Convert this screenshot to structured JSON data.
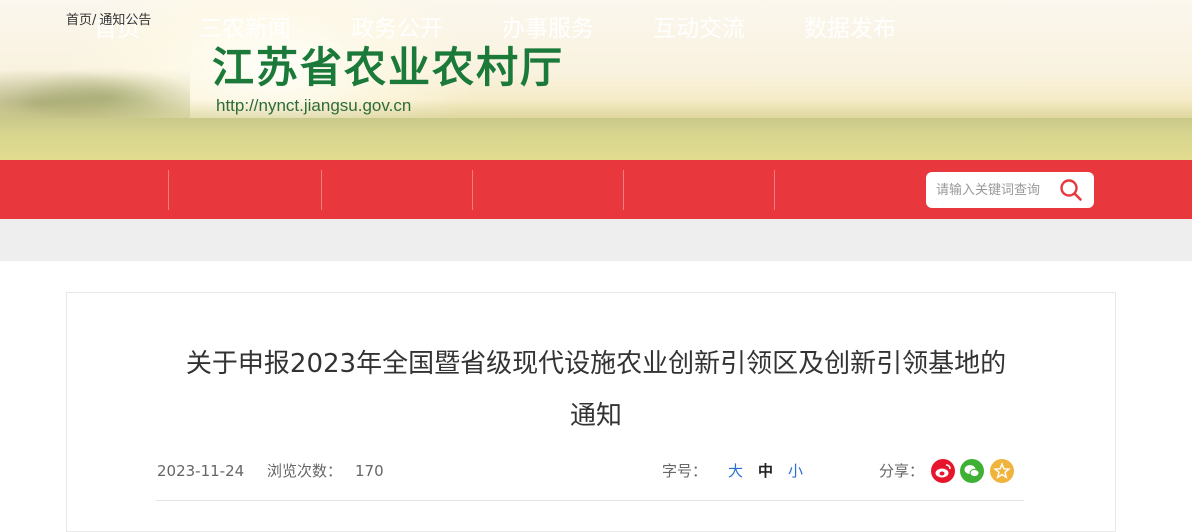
{
  "header": {
    "site_title": "江苏省农业农村厅",
    "site_url": "http://nynct.jiangsu.gov.cn"
  },
  "nav": {
    "items": [
      {
        "label": "首页"
      },
      {
        "label": "三农新闻"
      },
      {
        "label": "政务公开"
      },
      {
        "label": "办事服务"
      },
      {
        "label": "互动交流"
      },
      {
        "label": "数据发布"
      }
    ],
    "bg_color": "#e8383d"
  },
  "search": {
    "placeholder": "请输入关键词查询",
    "icon": "search-icon"
  },
  "breadcrumb": {
    "home": "首页",
    "separator": "/",
    "current": "通知公告"
  },
  "article": {
    "title_line1": "关于申报2023年全国暨省级现代设施农业创新引领区及创新引领基地的",
    "title_line2": "通知",
    "date": "2023-11-24",
    "views_label": "浏览次数：",
    "views_count": "170",
    "font_size_label": "字号：",
    "font_sizes": [
      "大",
      "中",
      "小"
    ],
    "share_label": "分享："
  },
  "share_icons": [
    {
      "name": "weibo-icon",
      "color": "#e6162d"
    },
    {
      "name": "wechat-icon",
      "color": "#3eb135"
    },
    {
      "name": "favorite-icon",
      "color": "#f0b43c"
    }
  ]
}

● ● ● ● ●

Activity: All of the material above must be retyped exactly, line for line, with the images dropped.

Problem solution:
Convert this screenshot to structured JSON data.
{
  "header": {
    "site_title": "江苏省农业农村厅",
    "site_url": "http://nynct.jiangsu.gov.cn"
  },
  "nav": {
    "items": [
      {
        "label": "首页"
      },
      {
        "label": "三农新闻"
      },
      {
        "label": "政务公开"
      },
      {
        "label": "办事服务"
      },
      {
        "label": "互动交流"
      },
      {
        "label": "数据发布"
      }
    ],
    "bg_color": "#e8383d"
  },
  "search": {
    "placeholder": "请输入关键词查询",
    "icon": "search-icon"
  },
  "breadcrumb": {
    "home": "首页",
    "separator": "/",
    "current": "通知公告"
  },
  "article": {
    "title_line1": "关于申报2023年全国暨省级现代设施农业创新引领区及创新引领基地的",
    "title_line2": "通知",
    "date": "2023-11-24",
    "views_label": "浏览次数：",
    "views_count": "170",
    "font_size_label": "字号：",
    "font_sizes": [
      "大",
      "中",
      "小"
    ],
    "share_label": "分享："
  },
  "share_icons": [
    {
      "name": "weibo-icon",
      "color": "#e6162d"
    },
    {
      "name": "wechat-icon",
      "color": "#3eb135"
    },
    {
      "name": "favorite-icon",
      "color": "#f0b43c"
    }
  ]
}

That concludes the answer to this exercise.